## What is needed
Without the pictures, repeat all of the data exactly as it appears below.

## Records shown
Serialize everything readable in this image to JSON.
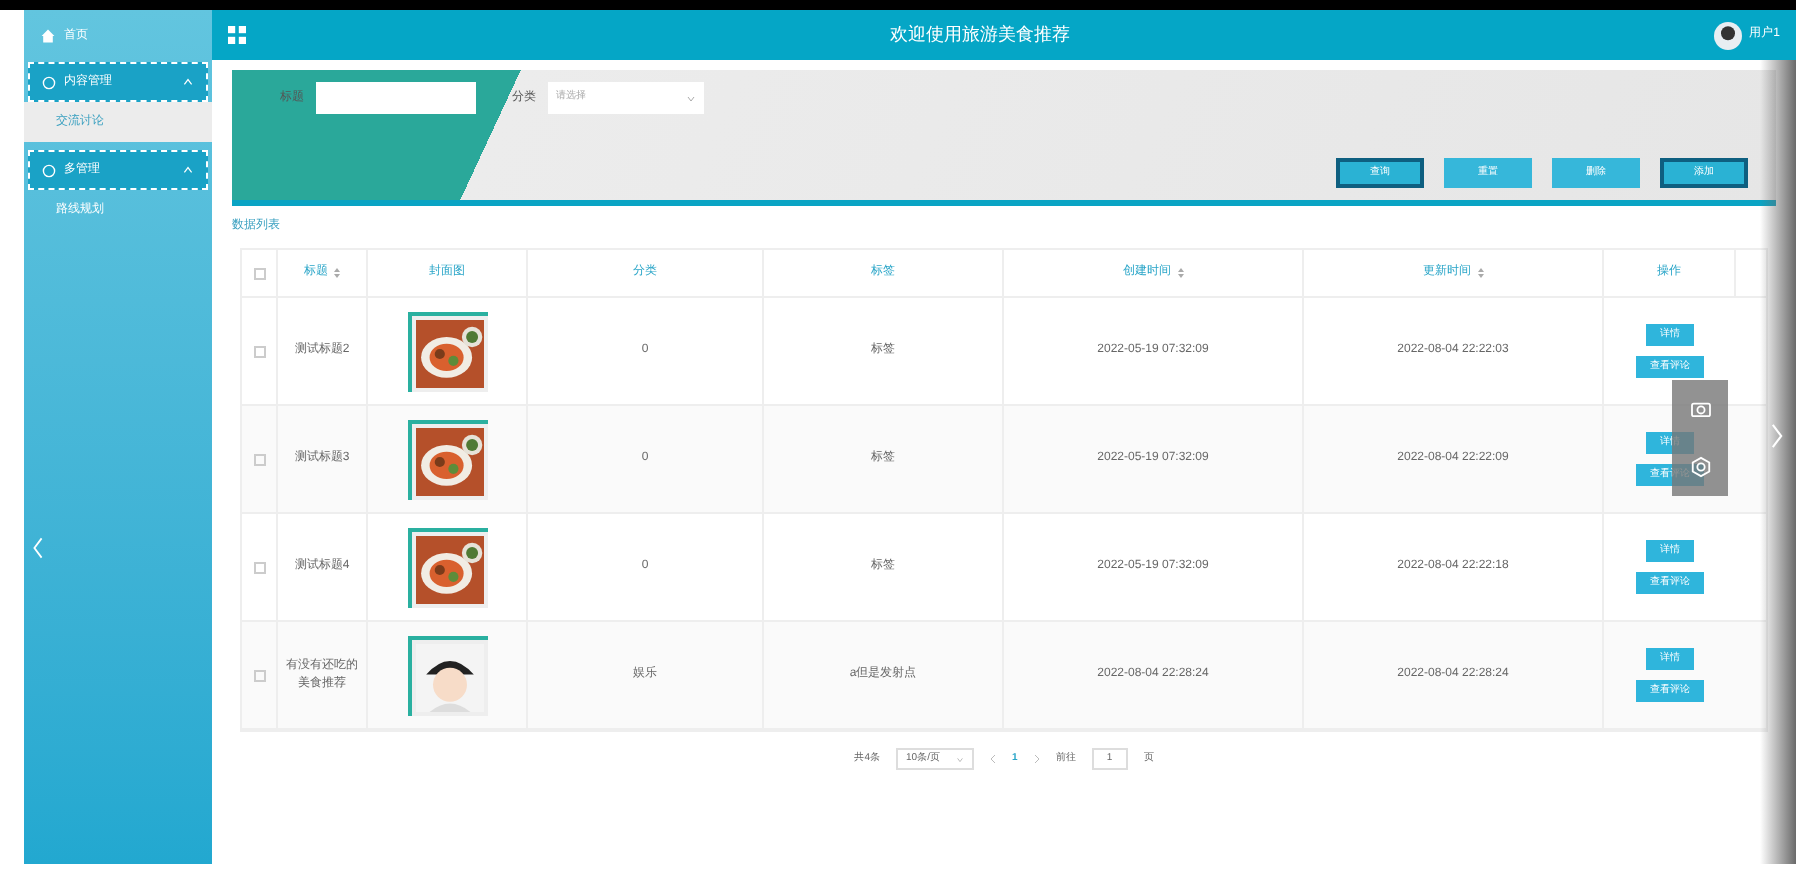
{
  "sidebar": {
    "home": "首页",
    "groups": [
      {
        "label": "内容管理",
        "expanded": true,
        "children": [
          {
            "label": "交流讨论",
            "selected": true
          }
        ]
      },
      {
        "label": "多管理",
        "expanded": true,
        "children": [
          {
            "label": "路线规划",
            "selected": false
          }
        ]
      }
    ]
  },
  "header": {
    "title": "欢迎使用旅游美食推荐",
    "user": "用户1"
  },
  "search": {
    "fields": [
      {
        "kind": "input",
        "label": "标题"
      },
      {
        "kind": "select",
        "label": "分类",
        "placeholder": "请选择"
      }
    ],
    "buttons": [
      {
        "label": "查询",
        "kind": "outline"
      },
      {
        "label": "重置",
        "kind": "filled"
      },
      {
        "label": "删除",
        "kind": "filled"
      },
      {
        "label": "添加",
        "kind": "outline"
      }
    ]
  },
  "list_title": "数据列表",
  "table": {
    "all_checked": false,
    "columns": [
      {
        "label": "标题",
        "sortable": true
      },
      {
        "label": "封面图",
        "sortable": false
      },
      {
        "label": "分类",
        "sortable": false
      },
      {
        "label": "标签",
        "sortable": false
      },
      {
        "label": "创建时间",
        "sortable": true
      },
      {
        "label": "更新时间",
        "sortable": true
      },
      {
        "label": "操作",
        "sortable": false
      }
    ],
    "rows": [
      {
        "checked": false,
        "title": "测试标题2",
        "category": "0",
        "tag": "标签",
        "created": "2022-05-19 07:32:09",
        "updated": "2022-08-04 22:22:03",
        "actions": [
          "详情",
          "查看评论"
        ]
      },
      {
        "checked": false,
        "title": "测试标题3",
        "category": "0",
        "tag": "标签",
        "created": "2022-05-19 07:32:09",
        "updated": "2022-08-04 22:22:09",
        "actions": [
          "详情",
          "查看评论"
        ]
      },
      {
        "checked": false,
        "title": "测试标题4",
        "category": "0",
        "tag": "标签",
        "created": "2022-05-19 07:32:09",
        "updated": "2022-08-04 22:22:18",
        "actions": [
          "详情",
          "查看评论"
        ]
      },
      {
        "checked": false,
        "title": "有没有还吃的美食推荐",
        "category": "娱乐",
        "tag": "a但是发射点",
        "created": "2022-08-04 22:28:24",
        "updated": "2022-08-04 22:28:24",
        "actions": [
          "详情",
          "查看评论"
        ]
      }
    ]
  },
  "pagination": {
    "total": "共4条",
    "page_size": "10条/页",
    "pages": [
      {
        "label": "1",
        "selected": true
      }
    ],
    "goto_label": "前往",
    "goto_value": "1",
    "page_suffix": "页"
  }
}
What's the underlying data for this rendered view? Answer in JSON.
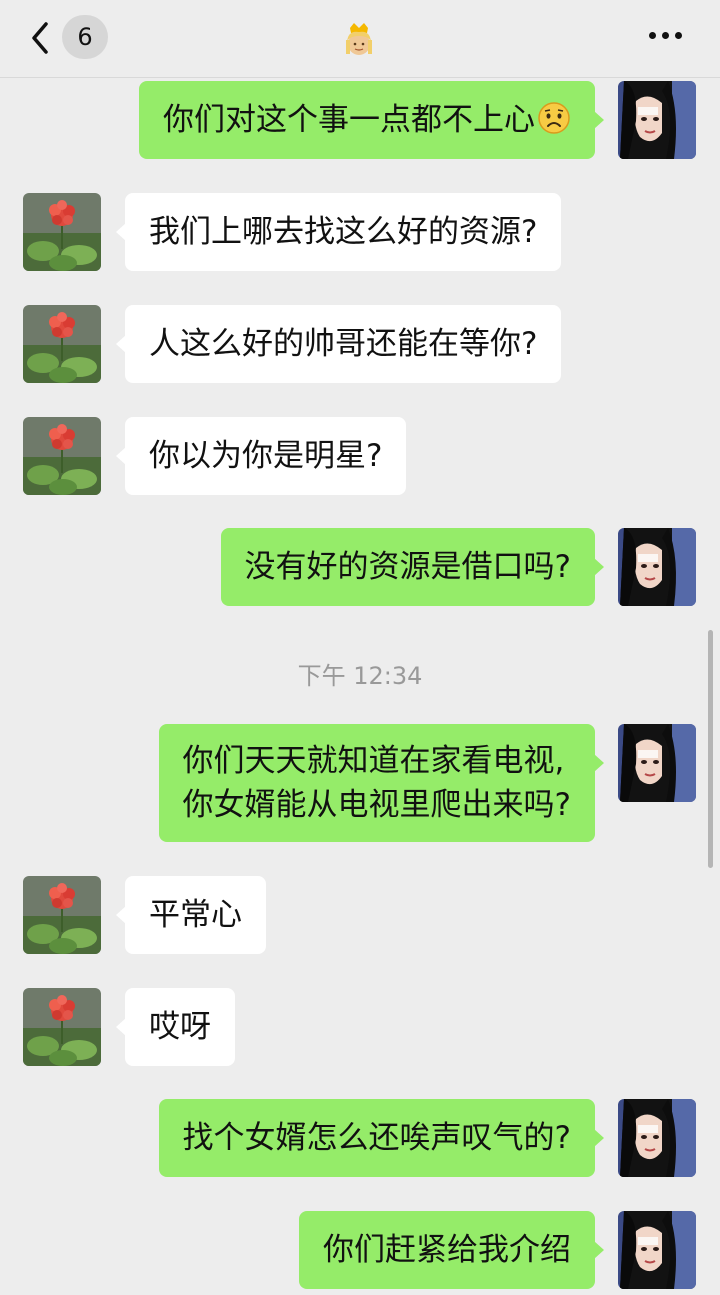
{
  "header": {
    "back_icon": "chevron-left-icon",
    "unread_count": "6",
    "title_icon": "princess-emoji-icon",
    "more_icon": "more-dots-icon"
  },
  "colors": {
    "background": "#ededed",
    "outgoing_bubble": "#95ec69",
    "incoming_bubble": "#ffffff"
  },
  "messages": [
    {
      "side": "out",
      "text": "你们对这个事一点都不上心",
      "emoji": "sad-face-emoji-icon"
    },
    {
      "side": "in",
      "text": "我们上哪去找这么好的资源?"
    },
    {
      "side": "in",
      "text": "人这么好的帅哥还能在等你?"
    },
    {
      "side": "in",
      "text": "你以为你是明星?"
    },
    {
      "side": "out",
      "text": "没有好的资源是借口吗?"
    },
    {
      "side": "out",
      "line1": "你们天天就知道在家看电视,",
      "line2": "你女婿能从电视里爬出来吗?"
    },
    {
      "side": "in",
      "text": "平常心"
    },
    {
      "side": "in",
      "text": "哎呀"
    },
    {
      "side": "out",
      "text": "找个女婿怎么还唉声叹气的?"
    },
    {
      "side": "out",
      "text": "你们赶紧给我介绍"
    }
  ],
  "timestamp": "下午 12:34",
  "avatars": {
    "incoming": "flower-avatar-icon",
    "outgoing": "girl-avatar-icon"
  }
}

## Written answer
Serialize everything readable in this image to JSON.
{
  "sidebar": {
    "home": "首页",
    "groups": [
      {
        "label": "内容管理",
        "expanded": true,
        "children": [
          {
            "label": "交流讨论",
            "selected": true
          }
        ]
      },
      {
        "label": "多管理",
        "expanded": true,
        "children": [
          {
            "label": "路线规划",
            "selected": false
          }
        ]
      }
    ]
  },
  "header": {
    "title": "欢迎使用旅游美食推荐",
    "user": "用户1"
  },
  "search": {
    "fields": [
      {
        "kind": "input",
        "label": "标题"
      },
      {
        "kind": "select",
        "label": "分类",
        "placeholder": "请选择"
      }
    ],
    "buttons": [
      {
        "label": "查询",
        "kind": "outline"
      },
      {
        "label": "重置",
        "kind": "filled"
      },
      {
        "label": "删除",
        "kind": "filled"
      },
      {
        "label": "添加",
        "kind": "outline"
      }
    ]
  },
  "list_title": "数据列表",
  "table": {
    "all_checked": false,
    "columns": [
      {
        "label": "标题",
        "sortable": true
      },
      {
        "label": "封面图",
        "sortable": false
      },
      {
        "label": "分类",
        "sortable": false
      },
      {
        "label": "标签",
        "sortable": false
      },
      {
        "label": "创建时间",
        "sortable": true
      },
      {
        "label": "更新时间",
        "sortable": true
      },
      {
        "label": "操作",
        "sortable": false
      }
    ],
    "rows": [
      {
        "checked": false,
        "title": "测试标题2",
        "category": "0",
        "tag": "标签",
        "created": "2022-05-19 07:32:09",
        "updated": "2022-08-04 22:22:03",
        "actions": [
          "详情",
          "查看评论"
        ]
      },
      {
        "checked": false,
        "title": "测试标题3",
        "category": "0",
        "tag": "标签",
        "created": "2022-05-19 07:32:09",
        "updated": "2022-08-04 22:22:09",
        "actions": [
          "详情",
          "查看评论"
        ]
      },
      {
        "checked": false,
        "title": "测试标题4",
        "category": "0",
        "tag": "标签",
        "created": "2022-05-19 07:32:09",
        "updated": "2022-08-04 22:22:18",
        "actions": [
          "详情",
          "查看评论"
        ]
      },
      {
        "checked": false,
        "title": "有没有还吃的美食推荐",
        "category": "娱乐",
        "tag": "a但是发射点",
        "created": "2022-08-04 22:28:24",
        "updated": "2022-08-04 22:28:24",
        "actions": [
          "详情",
          "查看评论"
        ]
      }
    ]
  },
  "pagination": {
    "total": "共4条",
    "page_size": "10条/页",
    "pages": [
      {
        "label": "1",
        "selected": true
      }
    ],
    "goto_label": "前往",
    "goto_value": "1",
    "page_suffix": "页"
  }
}
What's the underlying data for this rendered view? Answer in JSON.
{
  "header": {
    "back_icon": "chevron-left-icon",
    "unread_count": "6",
    "title_icon": "princess-emoji-icon",
    "more_icon": "more-dots-icon"
  },
  "colors": {
    "background": "#ededed",
    "outgoing_bubble": "#95ec69",
    "incoming_bubble": "#ffffff"
  },
  "messages": [
    {
      "side": "out",
      "text": "你们对这个事一点都不上心",
      "emoji": "sad-face-emoji-icon"
    },
    {
      "side": "in",
      "text": "我们上哪去找这么好的资源?"
    },
    {
      "side": "in",
      "text": "人这么好的帅哥还能在等你?"
    },
    {
      "side": "in",
      "text": "你以为你是明星?"
    },
    {
      "side": "out",
      "text": "没有好的资源是借口吗?"
    },
    {
      "side": "out",
      "line1": "你们天天就知道在家看电视,",
      "line2": "你女婿能从电视里爬出来吗?"
    },
    {
      "side": "in",
      "text": "平常心"
    },
    {
      "side": "in",
      "text": "哎呀"
    },
    {
      "side": "out",
      "text": "找个女婿怎么还唉声叹气的?"
    },
    {
      "side": "out",
      "text": "你们赶紧给我介绍"
    }
  ],
  "timestamp": "下午 12:34",
  "avatars": {
    "incoming": "flower-avatar-icon",
    "outgoing": "girl-avatar-icon"
  }
}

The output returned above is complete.